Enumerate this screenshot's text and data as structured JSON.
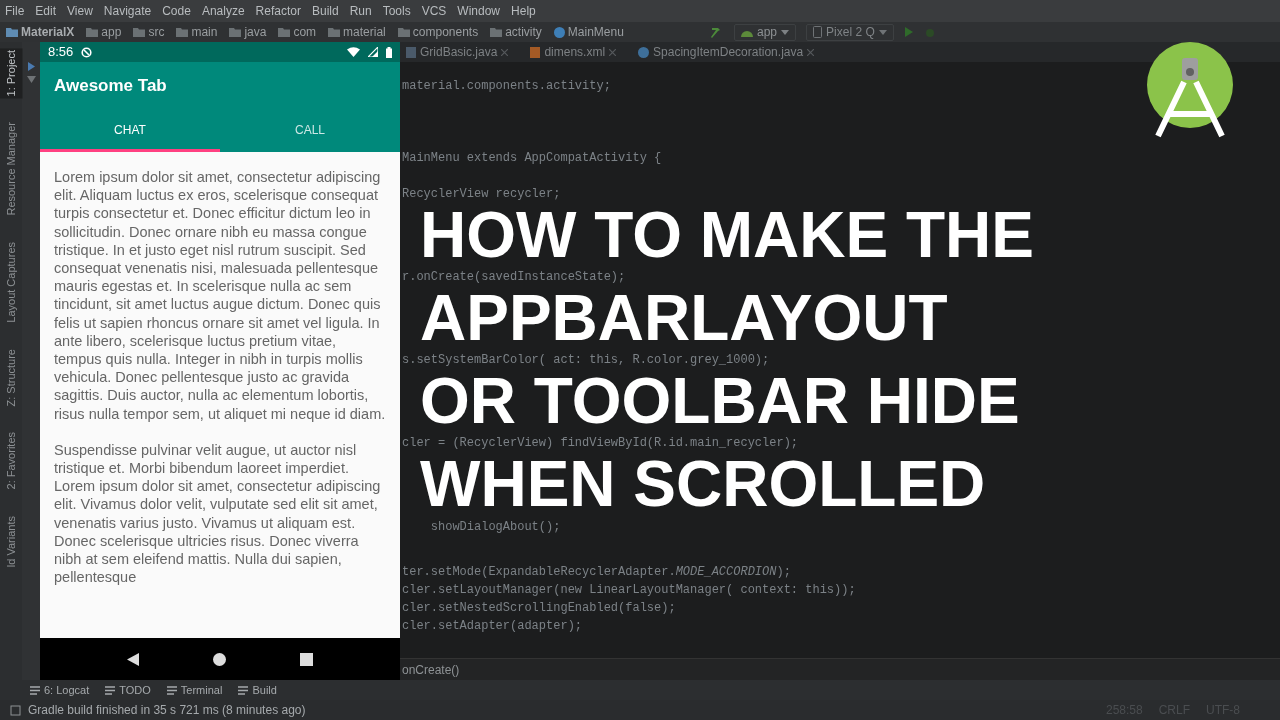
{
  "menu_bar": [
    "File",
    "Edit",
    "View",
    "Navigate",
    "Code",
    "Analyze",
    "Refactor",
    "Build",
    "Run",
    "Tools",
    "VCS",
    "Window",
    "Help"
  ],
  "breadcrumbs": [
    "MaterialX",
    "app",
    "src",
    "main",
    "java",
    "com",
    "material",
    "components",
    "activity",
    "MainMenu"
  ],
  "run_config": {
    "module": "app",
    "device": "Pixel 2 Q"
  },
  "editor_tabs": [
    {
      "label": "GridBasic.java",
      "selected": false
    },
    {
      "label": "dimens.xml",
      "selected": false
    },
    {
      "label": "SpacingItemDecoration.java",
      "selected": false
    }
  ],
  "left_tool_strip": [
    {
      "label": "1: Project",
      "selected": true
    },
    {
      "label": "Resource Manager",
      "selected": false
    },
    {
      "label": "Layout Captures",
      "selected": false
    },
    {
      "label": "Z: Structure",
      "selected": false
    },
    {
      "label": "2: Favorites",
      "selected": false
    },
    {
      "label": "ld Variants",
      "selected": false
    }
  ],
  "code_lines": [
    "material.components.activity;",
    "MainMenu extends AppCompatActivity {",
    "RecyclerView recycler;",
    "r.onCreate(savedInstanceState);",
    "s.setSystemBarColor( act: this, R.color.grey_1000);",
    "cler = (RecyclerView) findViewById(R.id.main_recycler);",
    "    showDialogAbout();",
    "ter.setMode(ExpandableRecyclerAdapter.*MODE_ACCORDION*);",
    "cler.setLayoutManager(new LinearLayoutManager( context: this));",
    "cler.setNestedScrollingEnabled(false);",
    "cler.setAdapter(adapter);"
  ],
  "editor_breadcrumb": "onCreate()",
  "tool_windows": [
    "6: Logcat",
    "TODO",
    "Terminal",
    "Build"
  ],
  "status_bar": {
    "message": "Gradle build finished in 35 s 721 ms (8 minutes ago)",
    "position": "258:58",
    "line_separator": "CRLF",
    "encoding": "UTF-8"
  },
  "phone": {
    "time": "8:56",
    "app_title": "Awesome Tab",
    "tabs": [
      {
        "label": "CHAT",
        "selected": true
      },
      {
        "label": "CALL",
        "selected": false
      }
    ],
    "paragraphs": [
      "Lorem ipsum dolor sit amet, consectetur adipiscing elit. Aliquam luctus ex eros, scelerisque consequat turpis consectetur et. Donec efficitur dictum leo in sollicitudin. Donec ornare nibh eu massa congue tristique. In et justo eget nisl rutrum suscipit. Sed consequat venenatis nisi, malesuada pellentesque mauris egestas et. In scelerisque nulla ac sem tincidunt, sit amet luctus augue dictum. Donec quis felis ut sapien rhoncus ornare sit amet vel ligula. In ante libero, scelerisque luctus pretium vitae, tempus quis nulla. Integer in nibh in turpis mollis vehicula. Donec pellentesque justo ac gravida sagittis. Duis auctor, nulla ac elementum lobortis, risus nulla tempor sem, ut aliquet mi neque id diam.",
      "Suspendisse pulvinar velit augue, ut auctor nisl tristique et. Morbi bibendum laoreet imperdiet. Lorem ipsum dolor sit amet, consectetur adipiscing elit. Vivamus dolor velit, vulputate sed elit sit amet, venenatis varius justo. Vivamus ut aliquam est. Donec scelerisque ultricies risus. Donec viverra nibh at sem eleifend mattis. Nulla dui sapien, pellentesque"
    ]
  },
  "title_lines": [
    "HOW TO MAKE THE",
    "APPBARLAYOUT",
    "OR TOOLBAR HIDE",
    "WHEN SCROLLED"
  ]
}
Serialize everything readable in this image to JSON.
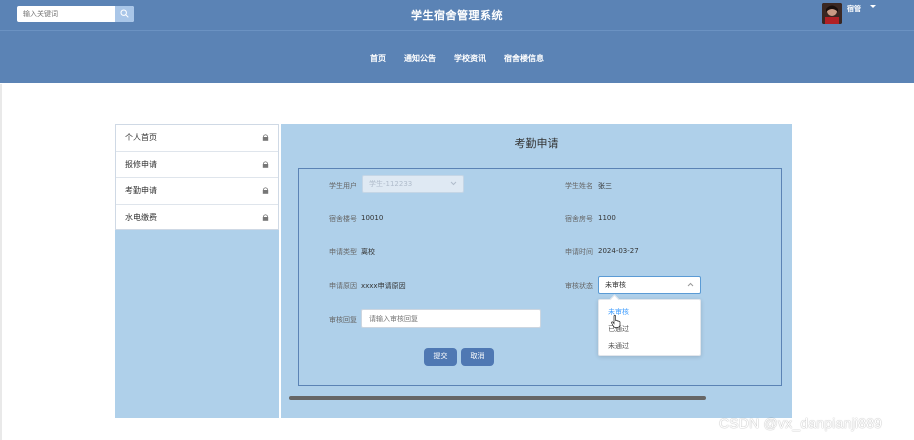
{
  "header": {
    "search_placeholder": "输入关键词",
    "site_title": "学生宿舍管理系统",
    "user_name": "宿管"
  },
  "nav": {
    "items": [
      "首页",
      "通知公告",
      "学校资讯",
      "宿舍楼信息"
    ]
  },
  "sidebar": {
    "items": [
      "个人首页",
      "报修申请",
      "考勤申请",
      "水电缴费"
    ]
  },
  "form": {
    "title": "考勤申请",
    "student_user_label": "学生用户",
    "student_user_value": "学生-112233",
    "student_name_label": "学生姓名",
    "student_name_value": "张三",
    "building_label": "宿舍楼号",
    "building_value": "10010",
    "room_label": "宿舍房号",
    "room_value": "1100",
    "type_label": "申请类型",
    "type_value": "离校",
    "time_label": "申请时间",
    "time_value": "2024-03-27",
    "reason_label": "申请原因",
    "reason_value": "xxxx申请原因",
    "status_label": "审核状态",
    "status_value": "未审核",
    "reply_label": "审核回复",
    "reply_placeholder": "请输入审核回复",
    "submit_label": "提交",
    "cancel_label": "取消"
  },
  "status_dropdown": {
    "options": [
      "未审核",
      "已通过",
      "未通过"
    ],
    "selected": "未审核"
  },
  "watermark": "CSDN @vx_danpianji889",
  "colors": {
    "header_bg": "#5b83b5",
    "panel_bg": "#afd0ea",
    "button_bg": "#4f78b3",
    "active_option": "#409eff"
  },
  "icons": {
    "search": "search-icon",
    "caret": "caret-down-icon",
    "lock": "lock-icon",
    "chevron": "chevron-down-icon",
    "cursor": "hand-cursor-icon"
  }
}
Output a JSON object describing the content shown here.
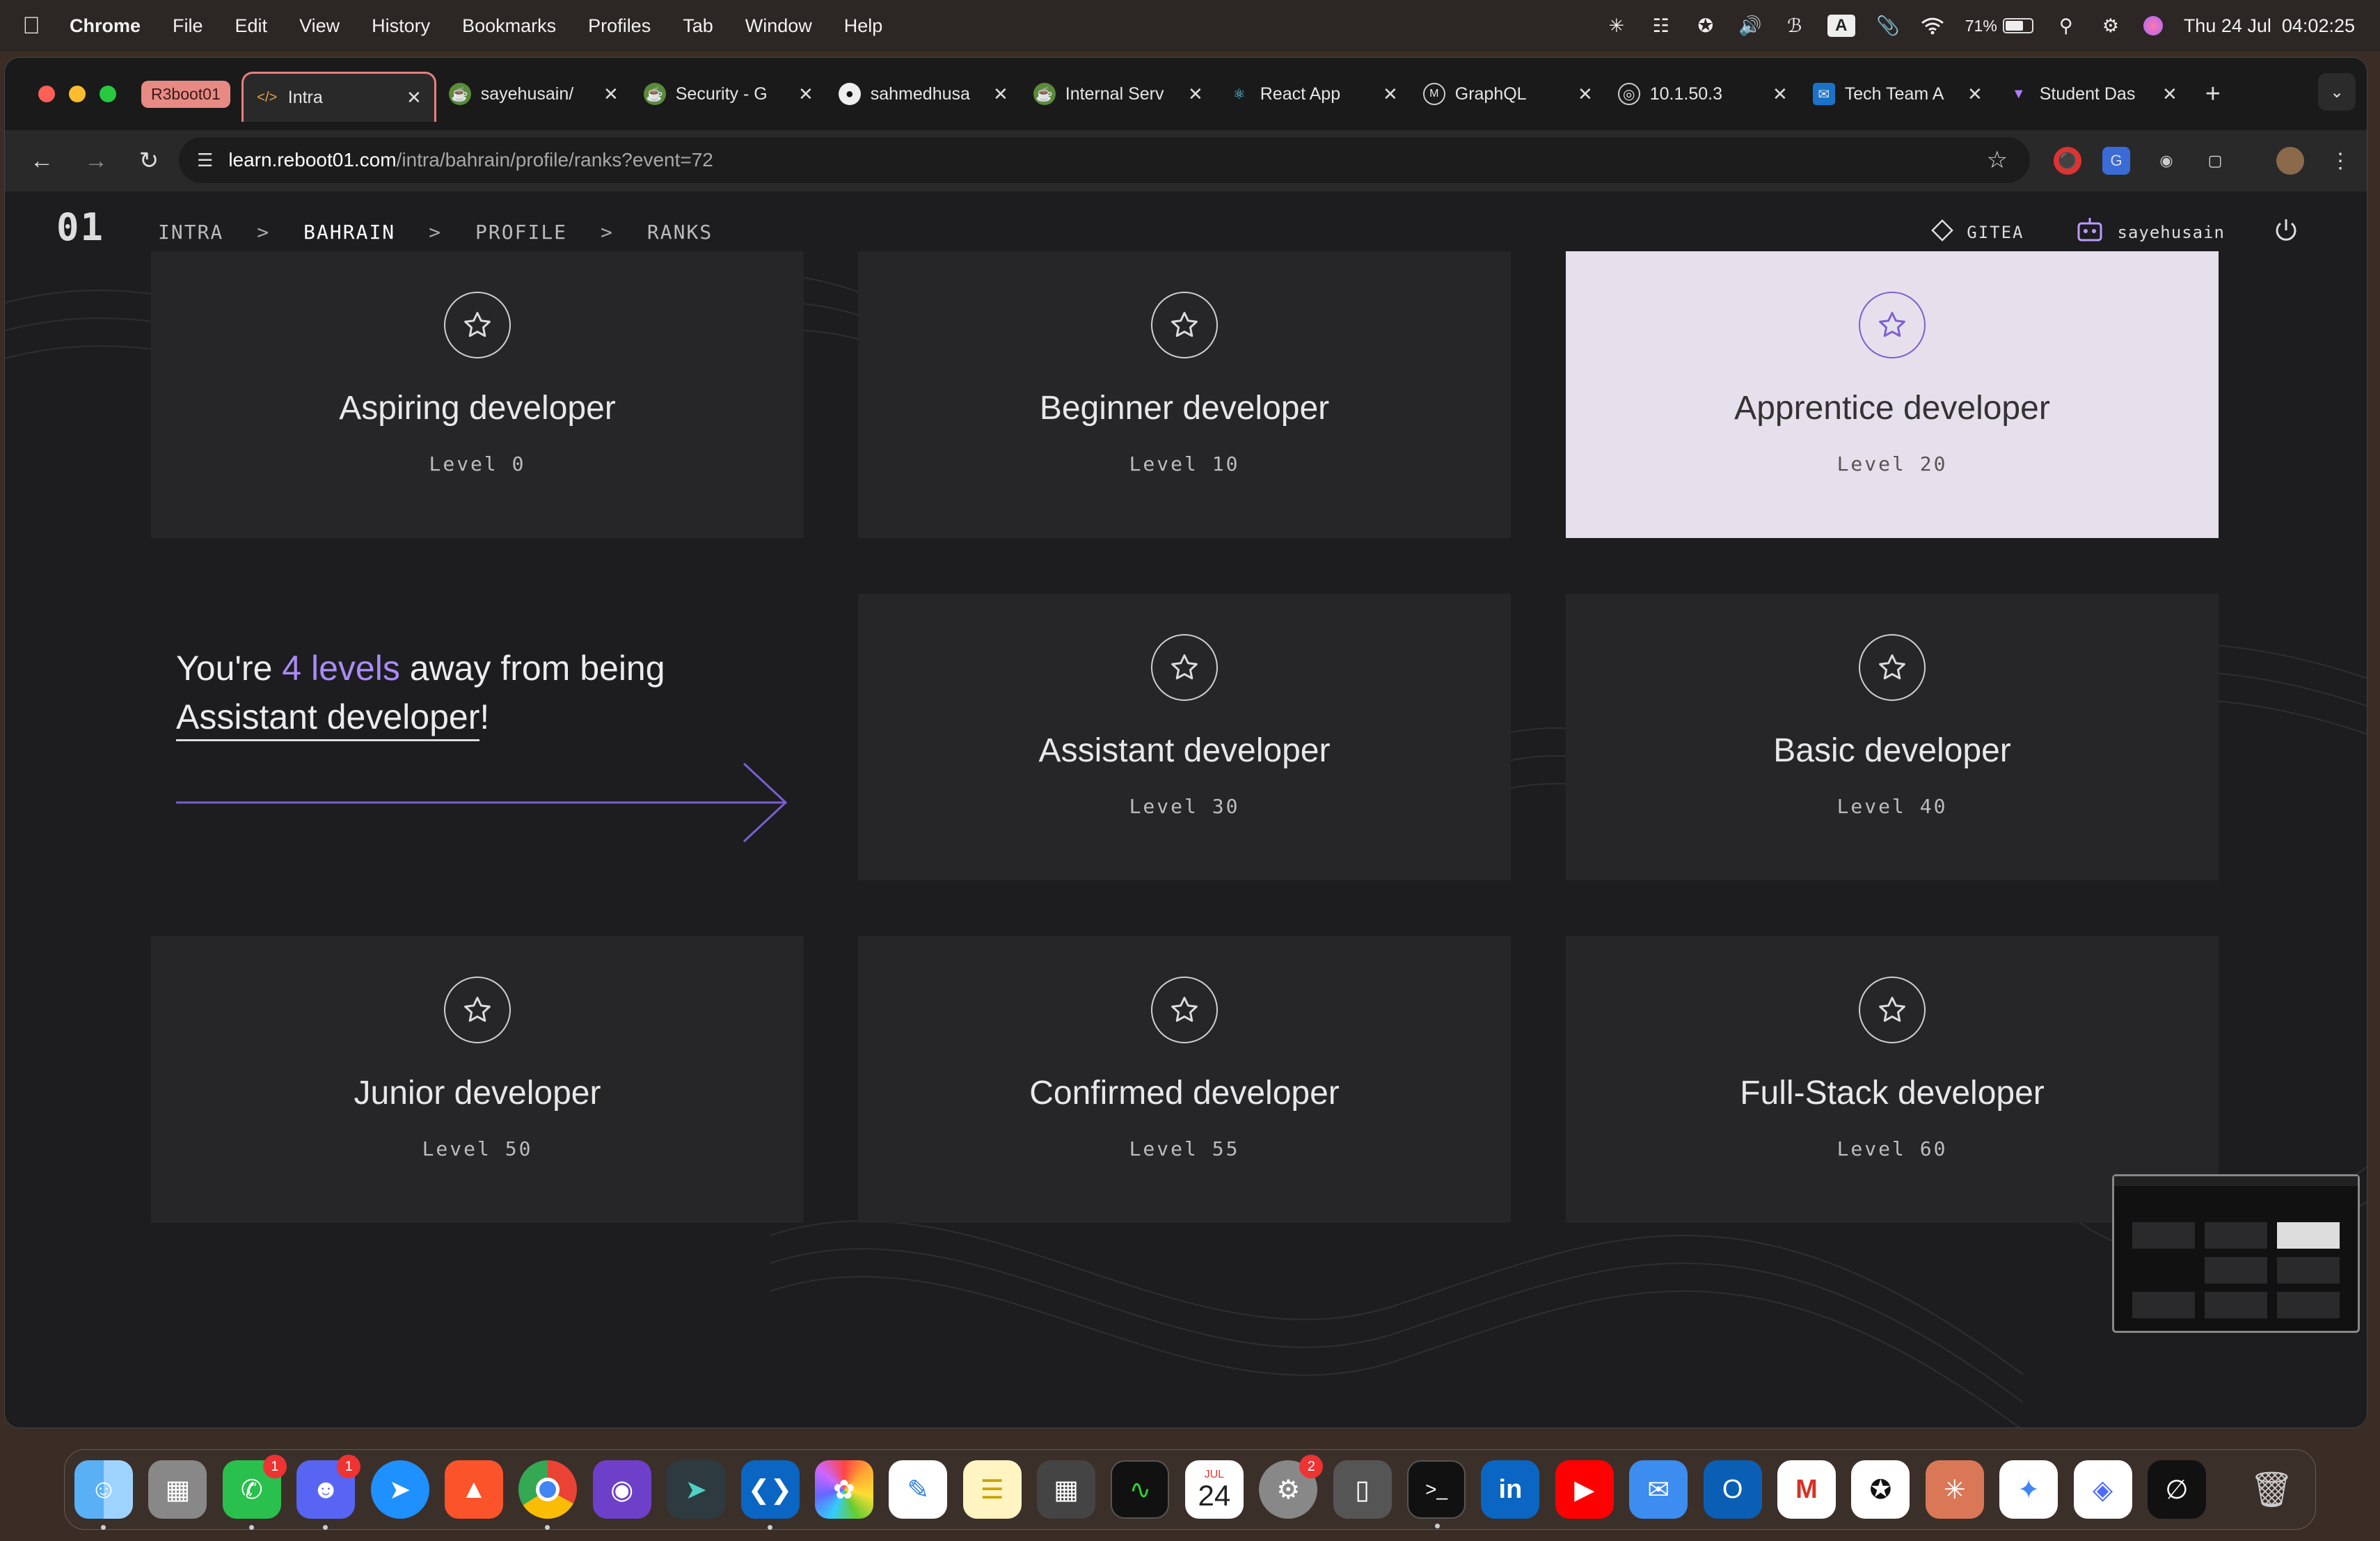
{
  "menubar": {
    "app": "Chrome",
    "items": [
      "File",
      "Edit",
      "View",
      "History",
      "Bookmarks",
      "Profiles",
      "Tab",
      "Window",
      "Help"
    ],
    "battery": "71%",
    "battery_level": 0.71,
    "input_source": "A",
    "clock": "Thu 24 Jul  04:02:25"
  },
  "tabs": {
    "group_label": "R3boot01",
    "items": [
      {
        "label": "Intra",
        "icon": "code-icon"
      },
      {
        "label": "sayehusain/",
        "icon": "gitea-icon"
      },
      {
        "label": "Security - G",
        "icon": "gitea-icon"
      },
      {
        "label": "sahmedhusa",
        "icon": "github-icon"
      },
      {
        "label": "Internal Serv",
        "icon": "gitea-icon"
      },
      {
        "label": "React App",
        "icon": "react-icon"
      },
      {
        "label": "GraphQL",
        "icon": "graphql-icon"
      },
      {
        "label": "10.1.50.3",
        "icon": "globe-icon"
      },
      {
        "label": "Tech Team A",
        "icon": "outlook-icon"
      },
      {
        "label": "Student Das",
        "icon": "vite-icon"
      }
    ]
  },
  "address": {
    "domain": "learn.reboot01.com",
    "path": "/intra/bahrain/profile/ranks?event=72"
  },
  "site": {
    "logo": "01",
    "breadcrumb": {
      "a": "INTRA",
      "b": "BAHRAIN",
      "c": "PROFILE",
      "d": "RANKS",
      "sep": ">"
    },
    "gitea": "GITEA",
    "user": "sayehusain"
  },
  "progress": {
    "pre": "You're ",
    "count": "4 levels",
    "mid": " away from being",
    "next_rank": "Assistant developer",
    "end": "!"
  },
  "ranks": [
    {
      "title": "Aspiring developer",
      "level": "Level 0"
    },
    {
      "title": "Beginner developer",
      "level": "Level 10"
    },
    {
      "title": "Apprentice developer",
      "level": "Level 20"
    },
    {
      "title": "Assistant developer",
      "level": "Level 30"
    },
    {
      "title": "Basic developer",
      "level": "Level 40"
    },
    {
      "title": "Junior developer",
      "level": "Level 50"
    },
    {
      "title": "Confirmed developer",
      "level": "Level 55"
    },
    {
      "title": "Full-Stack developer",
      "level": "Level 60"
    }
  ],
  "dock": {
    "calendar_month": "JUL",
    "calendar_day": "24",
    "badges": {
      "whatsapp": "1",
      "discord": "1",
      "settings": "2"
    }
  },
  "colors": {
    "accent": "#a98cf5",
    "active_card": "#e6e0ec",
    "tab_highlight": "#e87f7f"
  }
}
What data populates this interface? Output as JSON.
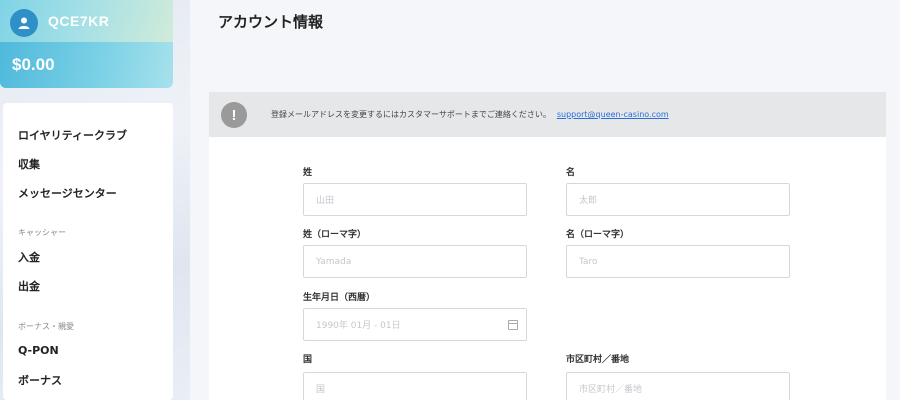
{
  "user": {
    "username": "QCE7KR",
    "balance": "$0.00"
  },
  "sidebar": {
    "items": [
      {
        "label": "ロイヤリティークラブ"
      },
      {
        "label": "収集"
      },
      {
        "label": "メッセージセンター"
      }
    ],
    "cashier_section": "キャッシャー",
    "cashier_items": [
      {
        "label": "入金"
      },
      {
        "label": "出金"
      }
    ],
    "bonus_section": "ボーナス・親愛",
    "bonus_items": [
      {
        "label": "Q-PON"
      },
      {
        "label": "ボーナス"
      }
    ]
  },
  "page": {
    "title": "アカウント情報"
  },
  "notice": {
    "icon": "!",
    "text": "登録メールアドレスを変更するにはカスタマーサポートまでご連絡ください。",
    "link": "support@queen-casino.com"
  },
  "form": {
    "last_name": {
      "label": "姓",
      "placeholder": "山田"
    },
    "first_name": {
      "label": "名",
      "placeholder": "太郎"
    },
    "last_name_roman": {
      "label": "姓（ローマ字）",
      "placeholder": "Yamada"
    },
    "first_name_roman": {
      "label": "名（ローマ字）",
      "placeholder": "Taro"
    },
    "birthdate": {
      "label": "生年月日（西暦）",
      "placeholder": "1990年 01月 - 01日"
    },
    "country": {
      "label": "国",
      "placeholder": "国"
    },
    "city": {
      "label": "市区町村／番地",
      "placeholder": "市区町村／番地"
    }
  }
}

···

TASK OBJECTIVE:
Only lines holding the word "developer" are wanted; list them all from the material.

ANSWER AREA:
    "next_rank": "Assistant developer",
      "title": "Aspiring developer",
      "title": "Beginner developer",
      "title": "Apprentice developer",
      "title": "Assistant developer",
      "title": "Basic developer",
      "title": "Junior developer",
      "title": "Confirmed developer",
      "title": "Full-Stack developer",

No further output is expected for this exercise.